Entries from a dataset of interfaces:
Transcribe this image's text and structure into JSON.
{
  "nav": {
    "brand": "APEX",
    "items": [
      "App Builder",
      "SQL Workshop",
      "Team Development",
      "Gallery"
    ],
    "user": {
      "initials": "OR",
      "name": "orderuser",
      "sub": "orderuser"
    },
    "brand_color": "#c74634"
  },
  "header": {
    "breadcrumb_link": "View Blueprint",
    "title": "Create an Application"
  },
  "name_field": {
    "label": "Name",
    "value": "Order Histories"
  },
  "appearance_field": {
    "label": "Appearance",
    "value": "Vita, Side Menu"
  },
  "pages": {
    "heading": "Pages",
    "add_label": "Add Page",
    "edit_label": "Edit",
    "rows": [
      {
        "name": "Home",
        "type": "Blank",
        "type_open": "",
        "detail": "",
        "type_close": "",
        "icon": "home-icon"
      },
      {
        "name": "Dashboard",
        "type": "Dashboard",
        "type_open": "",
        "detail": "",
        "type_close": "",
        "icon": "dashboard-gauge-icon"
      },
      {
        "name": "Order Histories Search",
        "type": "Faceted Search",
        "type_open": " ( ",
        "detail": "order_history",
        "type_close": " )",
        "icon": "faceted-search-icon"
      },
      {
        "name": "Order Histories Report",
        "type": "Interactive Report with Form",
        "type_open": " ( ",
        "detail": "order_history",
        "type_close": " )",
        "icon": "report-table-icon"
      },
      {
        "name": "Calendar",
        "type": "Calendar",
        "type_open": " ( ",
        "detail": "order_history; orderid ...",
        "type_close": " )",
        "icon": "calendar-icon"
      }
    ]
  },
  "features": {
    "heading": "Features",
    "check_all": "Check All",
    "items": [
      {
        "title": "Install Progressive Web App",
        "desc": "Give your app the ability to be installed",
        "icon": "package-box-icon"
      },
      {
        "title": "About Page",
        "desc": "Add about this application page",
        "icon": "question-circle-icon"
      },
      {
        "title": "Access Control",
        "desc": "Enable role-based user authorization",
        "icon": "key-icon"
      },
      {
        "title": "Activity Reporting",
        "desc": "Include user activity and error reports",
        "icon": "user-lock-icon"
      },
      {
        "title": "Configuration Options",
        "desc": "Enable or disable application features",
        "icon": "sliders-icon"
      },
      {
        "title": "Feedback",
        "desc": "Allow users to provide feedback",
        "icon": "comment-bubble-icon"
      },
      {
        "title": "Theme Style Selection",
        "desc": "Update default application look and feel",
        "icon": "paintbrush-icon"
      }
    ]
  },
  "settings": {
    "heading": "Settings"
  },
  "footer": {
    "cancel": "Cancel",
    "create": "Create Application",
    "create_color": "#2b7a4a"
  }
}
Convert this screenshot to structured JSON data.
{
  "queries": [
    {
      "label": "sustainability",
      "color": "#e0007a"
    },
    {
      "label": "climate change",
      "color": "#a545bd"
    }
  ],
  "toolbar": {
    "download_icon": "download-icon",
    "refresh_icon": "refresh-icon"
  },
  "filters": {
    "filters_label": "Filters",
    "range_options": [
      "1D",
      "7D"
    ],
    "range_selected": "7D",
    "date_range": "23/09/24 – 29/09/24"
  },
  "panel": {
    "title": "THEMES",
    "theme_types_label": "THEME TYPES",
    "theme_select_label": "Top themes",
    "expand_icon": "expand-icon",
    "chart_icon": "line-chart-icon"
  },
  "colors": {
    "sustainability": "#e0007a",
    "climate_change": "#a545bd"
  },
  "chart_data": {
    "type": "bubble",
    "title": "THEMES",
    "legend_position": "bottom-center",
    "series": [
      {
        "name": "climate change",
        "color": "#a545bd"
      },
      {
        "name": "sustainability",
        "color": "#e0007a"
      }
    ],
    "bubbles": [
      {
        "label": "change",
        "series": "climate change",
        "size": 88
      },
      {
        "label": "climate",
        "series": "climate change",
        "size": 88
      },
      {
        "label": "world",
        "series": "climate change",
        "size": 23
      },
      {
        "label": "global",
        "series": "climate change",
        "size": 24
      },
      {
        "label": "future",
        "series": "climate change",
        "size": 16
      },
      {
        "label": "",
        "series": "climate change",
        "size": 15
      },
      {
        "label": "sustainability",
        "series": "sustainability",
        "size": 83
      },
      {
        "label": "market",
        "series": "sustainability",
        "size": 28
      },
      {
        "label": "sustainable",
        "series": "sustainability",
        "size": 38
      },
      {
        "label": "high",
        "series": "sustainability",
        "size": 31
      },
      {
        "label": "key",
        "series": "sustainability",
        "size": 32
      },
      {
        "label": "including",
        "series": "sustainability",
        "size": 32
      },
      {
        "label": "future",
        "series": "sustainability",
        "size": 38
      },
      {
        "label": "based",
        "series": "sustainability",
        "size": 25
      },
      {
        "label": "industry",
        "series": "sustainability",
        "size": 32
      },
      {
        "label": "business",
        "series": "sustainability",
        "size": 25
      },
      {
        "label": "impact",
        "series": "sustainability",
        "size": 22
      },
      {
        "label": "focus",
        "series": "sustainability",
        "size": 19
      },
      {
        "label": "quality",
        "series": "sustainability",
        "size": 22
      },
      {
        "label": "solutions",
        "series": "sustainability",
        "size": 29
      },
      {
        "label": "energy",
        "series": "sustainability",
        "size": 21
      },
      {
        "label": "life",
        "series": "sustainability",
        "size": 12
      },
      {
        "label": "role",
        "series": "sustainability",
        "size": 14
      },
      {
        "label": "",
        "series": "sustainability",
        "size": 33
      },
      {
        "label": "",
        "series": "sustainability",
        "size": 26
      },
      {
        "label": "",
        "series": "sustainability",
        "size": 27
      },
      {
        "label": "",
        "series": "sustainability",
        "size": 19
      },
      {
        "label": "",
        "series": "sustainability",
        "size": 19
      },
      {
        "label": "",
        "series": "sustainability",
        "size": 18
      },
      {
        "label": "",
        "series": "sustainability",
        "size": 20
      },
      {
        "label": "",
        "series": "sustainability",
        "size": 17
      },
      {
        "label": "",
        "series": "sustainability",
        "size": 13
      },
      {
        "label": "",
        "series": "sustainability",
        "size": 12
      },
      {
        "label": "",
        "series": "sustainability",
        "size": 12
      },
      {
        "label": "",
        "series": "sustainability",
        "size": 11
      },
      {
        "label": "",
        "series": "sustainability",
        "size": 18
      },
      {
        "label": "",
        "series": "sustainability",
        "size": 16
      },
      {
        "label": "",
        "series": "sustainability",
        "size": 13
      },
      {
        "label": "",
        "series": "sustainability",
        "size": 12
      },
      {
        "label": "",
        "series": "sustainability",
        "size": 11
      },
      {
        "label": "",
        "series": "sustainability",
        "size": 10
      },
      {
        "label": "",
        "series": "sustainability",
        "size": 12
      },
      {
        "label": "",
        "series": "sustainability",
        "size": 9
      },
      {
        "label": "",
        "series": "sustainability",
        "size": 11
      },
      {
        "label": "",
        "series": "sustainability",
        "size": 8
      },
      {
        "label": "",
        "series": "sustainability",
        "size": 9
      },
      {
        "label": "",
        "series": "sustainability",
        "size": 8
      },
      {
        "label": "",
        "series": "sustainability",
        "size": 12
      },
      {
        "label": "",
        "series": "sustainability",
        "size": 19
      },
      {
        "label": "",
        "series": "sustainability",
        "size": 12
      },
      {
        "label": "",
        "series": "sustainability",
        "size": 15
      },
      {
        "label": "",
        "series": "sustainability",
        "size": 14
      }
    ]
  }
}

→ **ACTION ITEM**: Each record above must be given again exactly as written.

→ **TASK RESPONSE**:
Transcribe this image's text and structure into JSON.
{
  "nav": {
    "brand": "APEX",
    "items": [
      "App Builder",
      "SQL Workshop",
      "Team Development",
      "Gallery"
    ],
    "user": {
      "initials": "OR",
      "name": "orderuser",
      "sub": "orderuser"
    },
    "brand_color": "#c74634"
  },
  "header": {
    "breadcrumb_link": "View Blueprint",
    "title": "Create an Application"
  },
  "name_field": {
    "label": "Name",
    "value": "Order Histories"
  },
  "appearance_field": {
    "label": "Appearance",
    "value": "Vita, Side Menu"
  },
  "pages": {
    "heading": "Pages",
    "add_label": "Add Page",
    "edit_label": "Edit",
    "rows": [
      {
        "name": "Home",
        "type": "Blank",
        "type_open": "",
        "detail": "",
        "type_close": "",
        "icon": "home-icon"
      },
      {
        "name": "Dashboard",
        "type": "Dashboard",
        "type_open": "",
        "detail": "",
        "type_close": "",
        "icon": "dashboard-gauge-icon"
      },
      {
        "name": "Order Histories Search",
        "type": "Faceted Search",
        "type_open": " ( ",
        "detail": "order_history",
        "type_close": " )",
        "icon": "faceted-search-icon"
      },
      {
        "name": "Order Histories Report",
        "type": "Interactive Report with Form",
        "type_open": " ( ",
        "detail": "order_history",
        "type_close": " )",
        "icon": "report-table-icon"
      },
      {
        "name": "Calendar",
        "type": "Calendar",
        "type_open": " ( ",
        "detail": "order_history; orderid ...",
        "type_close": " )",
        "icon": "calendar-icon"
      }
    ]
  },
  "features": {
    "heading": "Features",
    "check_all": "Check All",
    "items": [
      {
        "title": "Install Progressive Web App",
        "desc": "Give your app the ability to be installed",
        "icon": "package-box-icon"
      },
      {
        "title": "About Page",
        "desc": "Add about this application page",
        "icon": "question-circle-icon"
      },
      {
        "title": "Access Control",
        "desc": "Enable role-based user authorization",
        "icon": "key-icon"
      },
      {
        "title": "Activity Reporting",
        "desc": "Include user activity and error reports",
        "icon": "user-lock-icon"
      },
      {
        "title": "Configuration Options",
        "desc": "Enable or disable application features",
        "icon": "sliders-icon"
      },
      {
        "title": "Feedback",
        "desc": "Allow users to provide feedback",
        "icon": "comment-bubble-icon"
      },
      {
        "title": "Theme Style Selection",
        "desc": "Update default application look and feel",
        "icon": "paintbrush-icon"
      }
    ]
  },
  "settings": {
    "heading": "Settings"
  },
  "footer": {
    "cancel": "Cancel",
    "create": "Create Application",
    "create_color": "#2b7a4a"
  }
}
Convert this screenshot to structured JSON data.
{
  "queries": [
    {
      "label": "sustainability",
      "color": "#e0007a"
    },
    {
      "label": "climate change",
      "color": "#a545bd"
    }
  ],
  "toolbar": {
    "download_icon": "download-icon",
    "refresh_icon": "refresh-icon"
  },
  "filters": {
    "filters_label": "Filters",
    "range_options": [
      "1D",
      "7D"
    ],
    "range_selected": "7D",
    "date_range": "23/09/24 – 29/09/24"
  },
  "panel": {
    "title": "THEMES",
    "theme_types_label": "THEME TYPES",
    "theme_select_label": "Top themes",
    "expand_icon": "expand-icon",
    "chart_icon": "line-chart-icon"
  },
  "colors": {
    "sustainability": "#e0007a",
    "climate_change": "#a545bd"
  },
  "chart_data": {
    "type": "bubble",
    "title": "THEMES",
    "legend_position": "bottom-center",
    "series": [
      {
        "name": "climate change",
        "color": "#a545bd"
      },
      {
        "name": "sustainability",
        "color": "#e0007a"
      }
    ],
    "bubbles": [
      {
        "label": "change",
        "series": "climate change",
        "size": 88
      },
      {
        "label": "climate",
        "series": "climate change",
        "size": 88
      },
      {
        "label": "world",
        "series": "climate change",
        "size": 23
      },
      {
        "label": "global",
        "series": "climate change",
        "size": 24
      },
      {
        "label": "future",
        "series": "climate change",
        "size": 16
      },
      {
        "label": "",
        "series": "climate change",
        "size": 15
      },
      {
        "label": "sustainability",
        "series": "sustainability",
        "size": 83
      },
      {
        "label": "market",
        "series": "sustainability",
        "size": 28
      },
      {
        "label": "sustainable",
        "series": "sustainability",
        "size": 38
      },
      {
        "label": "high",
        "series": "sustainability",
        "size": 31
      },
      {
        "label": "key",
        "series": "sustainability",
        "size": 32
      },
      {
        "label": "including",
        "series": "sustainability",
        "size": 32
      },
      {
        "label": "future",
        "series": "sustainability",
        "size": 38
      },
      {
        "label": "based",
        "series": "sustainability",
        "size": 25
      },
      {
        "label": "industry",
        "series": "sustainability",
        "size": 32
      },
      {
        "label": "business",
        "series": "sustainability",
        "size": 25
      },
      {
        "label": "impact",
        "series": "sustainability",
        "size": 22
      },
      {
        "label": "focus",
        "series": "sustainability",
        "size": 19
      },
      {
        "label": "quality",
        "series": "sustainability",
        "size": 22
      },
      {
        "label": "solutions",
        "series": "sustainability",
        "size": 29
      },
      {
        "label": "energy",
        "series": "sustainability",
        "size": 21
      },
      {
        "label": "life",
        "series": "sustainability",
        "size": 12
      },
      {
        "label": "role",
        "series": "sustainability",
        "size": 14
      },
      {
        "label": "",
        "series": "sustainability",
        "size": 33
      },
      {
        "label": "",
        "series": "sustainability",
        "size": 26
      },
      {
        "label": "",
        "series": "sustainability",
        "size": 27
      },
      {
        "label": "",
        "series": "sustainability",
        "size": 19
      },
      {
        "label": "",
        "series": "sustainability",
        "size": 19
      },
      {
        "label": "",
        "series": "sustainability",
        "size": 18
      },
      {
        "label": "",
        "series": "sustainability",
        "size": 20
      },
      {
        "label": "",
        "series": "sustainability",
        "size": 17
      },
      {
        "label": "",
        "series": "sustainability",
        "size": 13
      },
      {
        "label": "",
        "series": "sustainability",
        "size": 12
      },
      {
        "label": "",
        "series": "sustainability",
        "size": 12
      },
      {
        "label": "",
        "series": "sustainability",
        "size": 11
      },
      {
        "label": "",
        "series": "sustainability",
        "size": 18
      },
      {
        "label": "",
        "series": "sustainability",
        "size": 16
      },
      {
        "label": "",
        "series": "sustainability",
        "size": 13
      },
      {
        "label": "",
        "series": "sustainability",
        "size": 12
      },
      {
        "label": "",
        "series": "sustainability",
        "size": 11
      },
      {
        "label": "",
        "series": "sustainability",
        "size": 10
      },
      {
        "label": "",
        "series": "sustainability",
        "size": 12
      },
      {
        "label": "",
        "series": "sustainability",
        "size": 9
      },
      {
        "label": "",
        "series": "sustainability",
        "size": 11
      },
      {
        "label": "",
        "series": "sustainability",
        "size": 8
      },
      {
        "label": "",
        "series": "sustainability",
        "size": 9
      },
      {
        "label": "",
        "series": "sustainability",
        "size": 8
      },
      {
        "label": "",
        "series": "sustainability",
        "size": 12
      },
      {
        "label": "",
        "series": "sustainability",
        "size": 19
      },
      {
        "label": "",
        "series": "sustainability",
        "size": 12
      },
      {
        "label": "",
        "series": "sustainability",
        "size": 15
      },
      {
        "label": "",
        "series": "sustainability",
        "size": 14
      }
    ]
  }
}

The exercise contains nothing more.